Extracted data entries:
=-=-=

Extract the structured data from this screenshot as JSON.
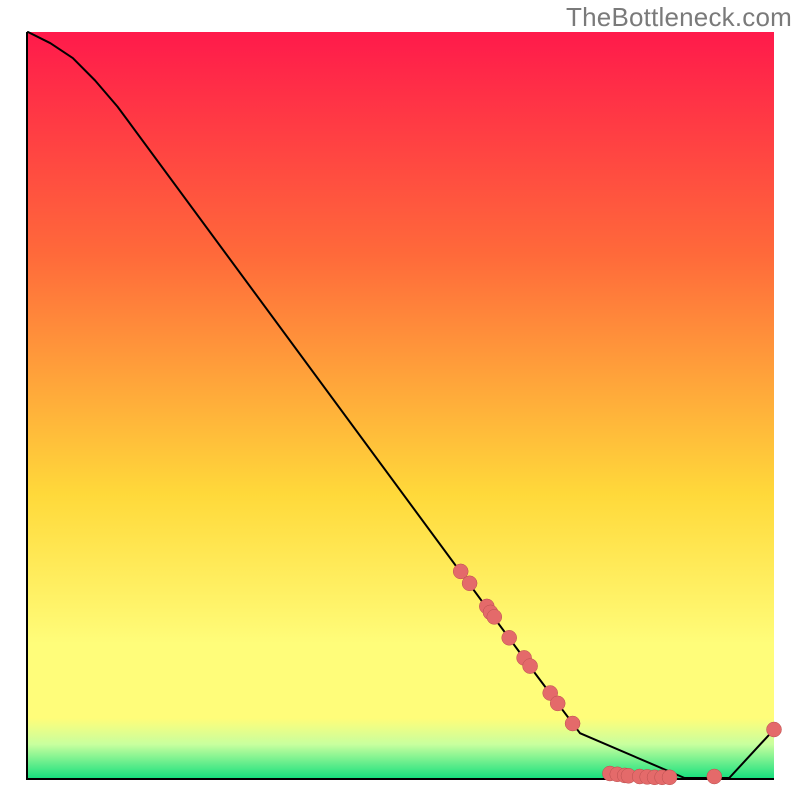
{
  "watermark": "TheBottleneck.com",
  "colors": {
    "grad_top": "#ff1a4b",
    "grad_mid1": "#ff6a3a",
    "grad_mid2": "#ffd93a",
    "grad_mid3": "#fffd7a",
    "grad_band": "#c8ff9e",
    "grad_bottom": "#18e07e",
    "line": "#000000",
    "dot_fill": "#e46a6a",
    "dot_stroke": "#b94f4f"
  },
  "chart_data": {
    "type": "line",
    "title": "",
    "xlabel": "",
    "ylabel": "",
    "xlim": [
      0,
      100
    ],
    "ylim": [
      0,
      100
    ],
    "series": [
      {
        "name": "curve",
        "x": [
          0,
          3,
          6,
          9,
          12,
          68,
          74,
          88,
          94,
          100
        ],
        "y": [
          100,
          98.5,
          96.5,
          93.5,
          90,
          14,
          6,
          0,
          0,
          6.5
        ]
      }
    ],
    "scatter_clusters": [
      {
        "name": "upper-dots",
        "points": [
          {
            "x": 58.0,
            "y": 27.7
          },
          {
            "x": 59.2,
            "y": 26.1
          },
          {
            "x": 61.5,
            "y": 23.0
          },
          {
            "x": 62.0,
            "y": 22.2
          },
          {
            "x": 62.5,
            "y": 21.6
          },
          {
            "x": 64.5,
            "y": 18.8
          },
          {
            "x": 66.5,
            "y": 16.1
          },
          {
            "x": 67.3,
            "y": 15.0
          },
          {
            "x": 70.0,
            "y": 11.4
          },
          {
            "x": 71.0,
            "y": 10.0
          },
          {
            "x": 73.0,
            "y": 7.3
          }
        ]
      },
      {
        "name": "bottom-dots",
        "points": [
          {
            "x": 78.0,
            "y": 0.6
          },
          {
            "x": 79.0,
            "y": 0.5
          },
          {
            "x": 80.0,
            "y": 0.35
          },
          {
            "x": 80.5,
            "y": 0.3
          },
          {
            "x": 82.0,
            "y": 0.2
          },
          {
            "x": 83.0,
            "y": 0.15
          },
          {
            "x": 84.0,
            "y": 0.1
          },
          {
            "x": 85.0,
            "y": 0.1
          },
          {
            "x": 86.0,
            "y": 0.1
          },
          {
            "x": 92.0,
            "y": 0.2
          },
          {
            "x": 100.0,
            "y": 6.5
          }
        ]
      }
    ],
    "gradient_stops": [
      {
        "offset": 0,
        "key": "grad_top"
      },
      {
        "offset": 30,
        "key": "grad_mid1"
      },
      {
        "offset": 62,
        "key": "grad_mid2"
      },
      {
        "offset": 82,
        "key": "grad_mid3"
      },
      {
        "offset": 92,
        "key": "grad_mid3"
      },
      {
        "offset": 95.5,
        "key": "grad_band"
      },
      {
        "offset": 100,
        "key": "grad_bottom"
      }
    ]
  }
}
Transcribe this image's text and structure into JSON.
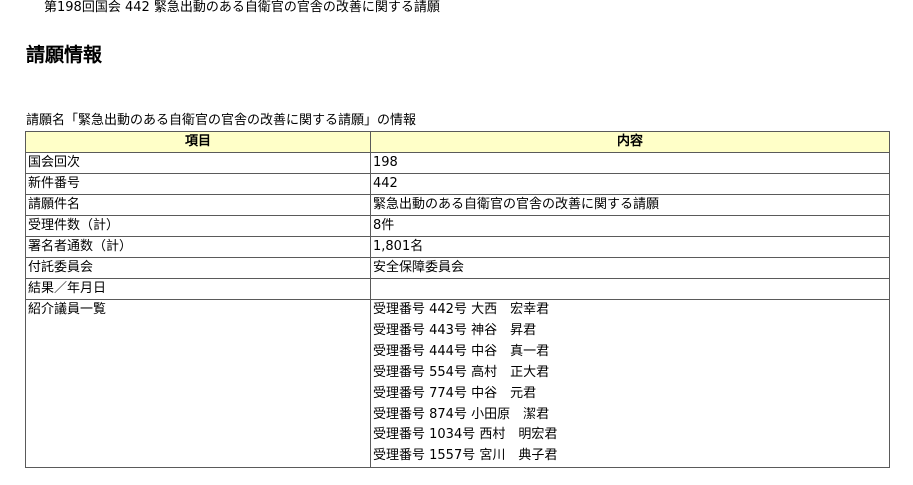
{
  "page": {
    "top_title": "第198回国会 442 緊急出動のある自衛官の官舎の改善に関する請願",
    "heading": "請願情報",
    "caption": "請願名「緊急出動のある自衛官の官舎の改善に関する請願」の情報"
  },
  "table": {
    "headers": {
      "item": "項目",
      "content": "内容"
    },
    "rows": [
      {
        "item": "国会回次",
        "content": "198"
      },
      {
        "item": "新件番号",
        "content": "442"
      },
      {
        "item": "請願件名",
        "content": "緊急出動のある自衛官の官舎の改善に関する請願"
      },
      {
        "item": "受理件数（計）",
        "content": "8件"
      },
      {
        "item": "署名者通数（計）",
        "content": "1,801名"
      },
      {
        "item": "付託委員会",
        "content": "安全保障委員会"
      },
      {
        "item": "結果／年月日",
        "content": ""
      }
    ],
    "members_row": {
      "item": "紹介議員一覧",
      "entries": [
        "受理番号 442号 大西　宏幸君",
        "受理番号 443号 神谷　昇君",
        "受理番号 444号 中谷　真一君",
        "受理番号 554号 高村　正大君",
        "受理番号 774号 中谷　元君",
        "受理番号 874号 小田原　潔君",
        "受理番号 1034号 西村　明宏君",
        "受理番号 1557号 宮川　典子君"
      ]
    }
  },
  "colors": {
    "header_background": "#ffffc8",
    "border": "#5a5a5a"
  }
}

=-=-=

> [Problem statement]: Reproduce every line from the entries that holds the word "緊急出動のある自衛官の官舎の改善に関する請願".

> [Output of the task]:
    "top_title": "第198回国会 442 緊急出動のある自衛官の官舎の改善に関する請願",
    "caption": "請願名「緊急出動のある自衛官の官舎の改善に関する請願」の情報"
        "content": "緊急出動のある自衛官の官舎の改善に関する請願"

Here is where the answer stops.